Two key aspects you need to evaluate are the type of investor you seek and the equity you are willing to offer.

 

For this context, I will assume you are looking to raise capital outside of your family and friends networks.

 

The earlier you seek an investor, the more equity you need to be willing to part with. Investors do want to see runs on the board, even if they are small runs. It shows that you have a business model with potential. On the other side, it is still a high risk investment for them, and their reward for early support is an increased equity stake.

 

Different investors like to invest at different stages. If you are raising at an earlier stage, you are likely seeking to attract an ‘active’ or ‘strategic’ investor which can add more value than just ‘cash’ to the business.

 

Reason for raising capital

 

Sometimes we come across companies that, after talking to them, don’t really need to raise capital at all. They can profitably continue down their commercialisation path and grow the business.

 

However, for internet companies this could be difficult, as being seen as ‘first to market’ or ‘market leader’ can mean everything. Therefore, raising capital is part of cementing the positioning of the business and its future success.

 

Recently one of our start-up clients was approached through our platform by a corporate and has since done a deal. What was surprising was that the company had no revenue. The deal was done purely on the impact potential their technology could have to their business. This deal now allows them to develop their technology, with the support of a corporate willing to fund the development and application of the technology.

 

The question you want to be asked

 

You may find that as you go about growing the business and selling your story, interest you attract has the potential to turn into an investment into your company.

 

The key question you will be asked which alerts you to interest being shown is “Who are the shareholders in the company?” This question is a verbal ‘expression of interest’ in your business.

 

If you want to get a fuller understanding as to what investors are seeking, Wholesale Investor released our Investor Sentiment Index which is targeted at private investors.

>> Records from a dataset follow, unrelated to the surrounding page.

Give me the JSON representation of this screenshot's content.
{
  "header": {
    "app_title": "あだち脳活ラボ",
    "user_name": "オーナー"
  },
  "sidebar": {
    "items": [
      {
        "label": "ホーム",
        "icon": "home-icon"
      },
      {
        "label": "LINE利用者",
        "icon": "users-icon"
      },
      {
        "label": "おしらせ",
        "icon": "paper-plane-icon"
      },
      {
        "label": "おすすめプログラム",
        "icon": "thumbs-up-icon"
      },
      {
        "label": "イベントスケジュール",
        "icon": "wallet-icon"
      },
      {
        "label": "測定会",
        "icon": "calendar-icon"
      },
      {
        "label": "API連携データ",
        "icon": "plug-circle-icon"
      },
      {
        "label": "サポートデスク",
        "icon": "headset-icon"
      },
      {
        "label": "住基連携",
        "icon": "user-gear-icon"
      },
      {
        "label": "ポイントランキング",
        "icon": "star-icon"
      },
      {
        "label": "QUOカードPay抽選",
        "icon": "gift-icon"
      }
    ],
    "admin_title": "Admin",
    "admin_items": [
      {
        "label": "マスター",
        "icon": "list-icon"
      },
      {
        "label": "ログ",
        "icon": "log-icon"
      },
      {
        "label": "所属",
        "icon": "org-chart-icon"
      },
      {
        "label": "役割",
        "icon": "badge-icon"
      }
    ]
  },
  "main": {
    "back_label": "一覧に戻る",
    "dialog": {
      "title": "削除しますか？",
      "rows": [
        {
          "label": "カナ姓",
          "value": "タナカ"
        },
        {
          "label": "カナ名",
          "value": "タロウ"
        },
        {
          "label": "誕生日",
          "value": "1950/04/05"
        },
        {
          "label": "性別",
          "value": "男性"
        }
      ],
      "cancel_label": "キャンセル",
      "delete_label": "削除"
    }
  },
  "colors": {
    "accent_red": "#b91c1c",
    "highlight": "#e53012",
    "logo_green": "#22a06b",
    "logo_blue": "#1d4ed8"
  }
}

It goes into detail about sectors of interest to investors and amounts they are looking to invest.

 

The key questions you need to ask in assessing the timing of your capital raising are:

  • What is the reason for raising money?
  • If you do raise money, what type of investor do you seek and why?
  • What percentage of equity is available if you do go to raise capital?